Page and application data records
══════════════════════════════
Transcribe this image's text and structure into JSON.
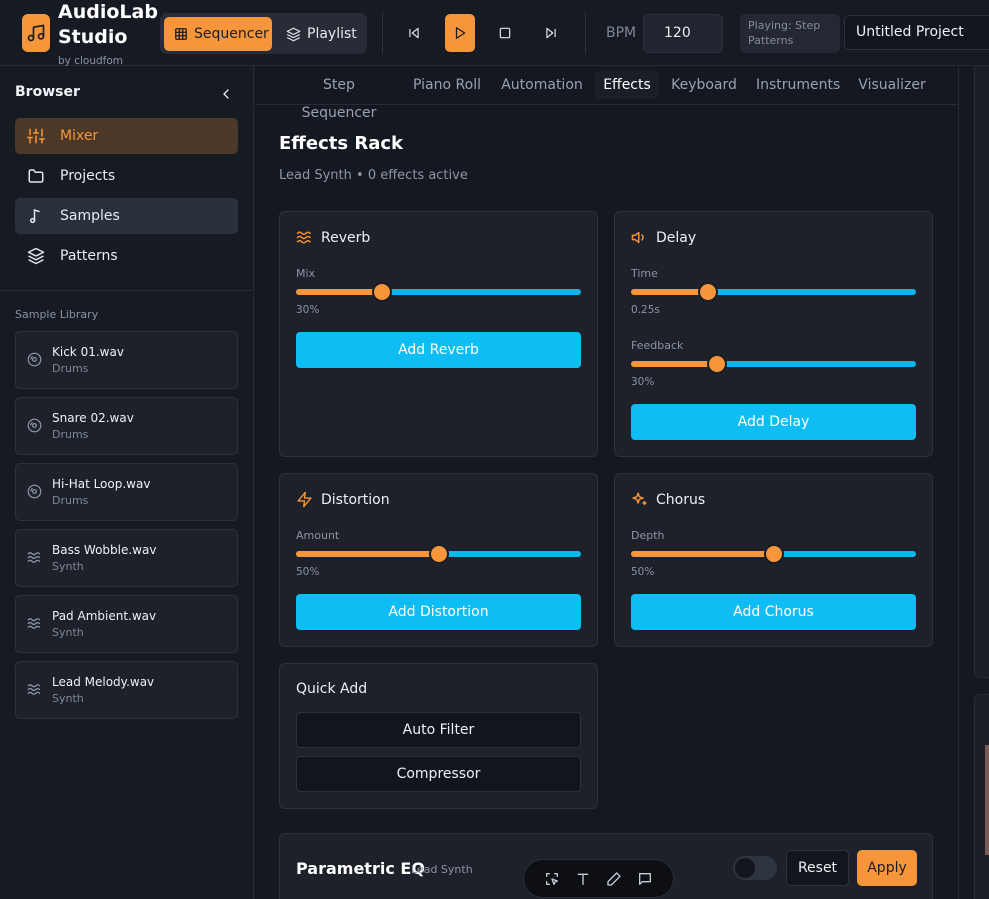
{
  "header": {
    "app_title": "AudioLab Studio",
    "app_subtitle": "by cloudfom",
    "logo_icon": "music-note-icon",
    "modes": [
      {
        "label": "Sequencer",
        "icon": "grid-icon",
        "active": true
      },
      {
        "label": "Playlist",
        "icon": "layers-icon",
        "active": false
      }
    ],
    "transport": [
      "skip-back-icon",
      "play-icon",
      "stop-icon",
      "skip-forward-icon"
    ],
    "bpm_label": "BPM",
    "bpm_value": "120",
    "playing_status": "Playing: Step Patterns",
    "project_name": "Untitled Project"
  },
  "sidebar": {
    "title": "Browser",
    "nav": [
      {
        "label": "Mixer",
        "icon": "sliders-icon",
        "state": "active"
      },
      {
        "label": "Projects",
        "icon": "folder-icon",
        "state": "normal"
      },
      {
        "label": "Samples",
        "icon": "music-note-icon",
        "state": "hover"
      },
      {
        "label": "Patterns",
        "icon": "layers-icon",
        "state": "normal"
      }
    ],
    "library_title": "Sample Library",
    "samples": [
      {
        "name": "Kick 01.wav",
        "category": "Drums",
        "icon": "disc-icon"
      },
      {
        "name": "Snare 02.wav",
        "category": "Drums",
        "icon": "disc-icon"
      },
      {
        "name": "Hi-Hat Loop.wav",
        "category": "Drums",
        "icon": "disc-icon"
      },
      {
        "name": "Bass Wobble.wav",
        "category": "Synth",
        "icon": "waves-icon"
      },
      {
        "name": "Pad Ambient.wav",
        "category": "Synth",
        "icon": "waves-icon"
      },
      {
        "name": "Lead Melody.wav",
        "category": "Synth",
        "icon": "waves-icon"
      }
    ]
  },
  "tabs": [
    "Step Sequencer",
    "Piano Roll",
    "Automation",
    "Effects",
    "Keyboard",
    "Instruments",
    "Visualizer"
  ],
  "active_tab": "Effects",
  "effects": {
    "title": "Effects Rack",
    "subtitle": "Lead Synth • 0 effects active",
    "reverb": {
      "title": "Reverb",
      "icon": "waves-icon",
      "mix_label": "Mix",
      "mix_value": "30%",
      "mix_fraction": 0.3,
      "button": "Add Reverb"
    },
    "delay": {
      "title": "Delay",
      "icon": "speaker-icon",
      "time_label": "Time",
      "time_value": "0.25s",
      "time_fraction": 0.27,
      "feedback_label": "Feedback",
      "feedback_value": "30%",
      "feedback_fraction": 0.3,
      "button": "Add Delay"
    },
    "distortion": {
      "title": "Distortion",
      "icon": "zap-icon",
      "amount_label": "Amount",
      "amount_value": "50%",
      "amount_fraction": 0.5,
      "button": "Add Distortion"
    },
    "chorus": {
      "title": "Chorus",
      "icon": "sparkles-icon",
      "depth_label": "Depth",
      "depth_value": "50%",
      "depth_fraction": 0.5,
      "button": "Add Chorus"
    },
    "quick_add": {
      "title": "Quick Add",
      "buttons": [
        "Auto Filter",
        "Compressor"
      ]
    }
  },
  "eq": {
    "title": "Parametric EQ",
    "subtitle": "Lead Synth",
    "enabled": false,
    "reset": "Reset",
    "apply": "Apply"
  },
  "floating_toolbar": [
    "select-icon",
    "text-icon",
    "pen-icon",
    "comment-icon"
  ],
  "colors": {
    "accent": "#f7953a",
    "primary_button": "#0ebdf4",
    "background": "#141820",
    "card": "#1d2129"
  }
}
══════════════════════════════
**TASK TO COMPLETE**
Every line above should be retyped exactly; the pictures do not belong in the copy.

**WRITTEN ANSWER**
Transcribe this image's text and structure into JSON.
{
  "header": {
    "app_title": "AudioLab Studio",
    "app_subtitle": "by cloudfom",
    "logo_icon": "music-note-icon",
    "modes": [
      {
        "label": "Sequencer",
        "icon": "grid-icon",
        "active": true
      },
      {
        "label": "Playlist",
        "icon": "layers-icon",
        "active": false
      }
    ],
    "transport": [
      "skip-back-icon",
      "play-icon",
      "stop-icon",
      "skip-forward-icon"
    ],
    "bpm_label": "BPM",
    "bpm_value": "120",
    "playing_status": "Playing: Step Patterns",
    "project_name": "Untitled Project"
  },
  "sidebar": {
    "title": "Browser",
    "nav": [
      {
        "label": "Mixer",
        "icon": "sliders-icon",
        "state": "active"
      },
      {
        "label": "Projects",
        "icon": "folder-icon",
        "state": "normal"
      },
      {
        "label": "Samples",
        "icon": "music-note-icon",
        "state": "hover"
      },
      {
        "label": "Patterns",
        "icon": "layers-icon",
        "state": "normal"
      }
    ],
    "library_title": "Sample Library",
    "samples": [
      {
        "name": "Kick 01.wav",
        "category": "Drums",
        "icon": "disc-icon"
      },
      {
        "name": "Snare 02.wav",
        "category": "Drums",
        "icon": "disc-icon"
      },
      {
        "name": "Hi-Hat Loop.wav",
        "category": "Drums",
        "icon": "disc-icon"
      },
      {
        "name": "Bass Wobble.wav",
        "category": "Synth",
        "icon": "waves-icon"
      },
      {
        "name": "Pad Ambient.wav",
        "category": "Synth",
        "icon": "waves-icon"
      },
      {
        "name": "Lead Melody.wav",
        "category": "Synth",
        "icon": "waves-icon"
      }
    ]
  },
  "tabs": [
    "Step Sequencer",
    "Piano Roll",
    "Automation",
    "Effects",
    "Keyboard",
    "Instruments",
    "Visualizer"
  ],
  "active_tab": "Effects",
  "effects": {
    "title": "Effects Rack",
    "subtitle": "Lead Synth • 0 effects active",
    "reverb": {
      "title": "Reverb",
      "icon": "waves-icon",
      "mix_label": "Mix",
      "mix_value": "30%",
      "mix_fraction": 0.3,
      "button": "Add Reverb"
    },
    "delay": {
      "title": "Delay",
      "icon": "speaker-icon",
      "time_label": "Time",
      "time_value": "0.25s",
      "time_fraction": 0.27,
      "feedback_label": "Feedback",
      "feedback_value": "30%",
      "feedback_fraction": 0.3,
      "button": "Add Delay"
    },
    "distortion": {
      "title": "Distortion",
      "icon": "zap-icon",
      "amount_label": "Amount",
      "amount_value": "50%",
      "amount_fraction": 0.5,
      "button": "Add Distortion"
    },
    "chorus": {
      "title": "Chorus",
      "icon": "sparkles-icon",
      "depth_label": "Depth",
      "depth_value": "50%",
      "depth_fraction": 0.5,
      "button": "Add Chorus"
    },
    "quick_add": {
      "title": "Quick Add",
      "buttons": [
        "Auto Filter",
        "Compressor"
      ]
    }
  },
  "eq": {
    "title": "Parametric EQ",
    "subtitle": "Lead Synth",
    "enabled": false,
    "reset": "Reset",
    "apply": "Apply"
  },
  "floating_toolbar": [
    "select-icon",
    "text-icon",
    "pen-icon",
    "comment-icon"
  ],
  "colors": {
    "accent": "#f7953a",
    "primary_button": "#0ebdf4",
    "background": "#141820",
    "card": "#1d2129"
  }
}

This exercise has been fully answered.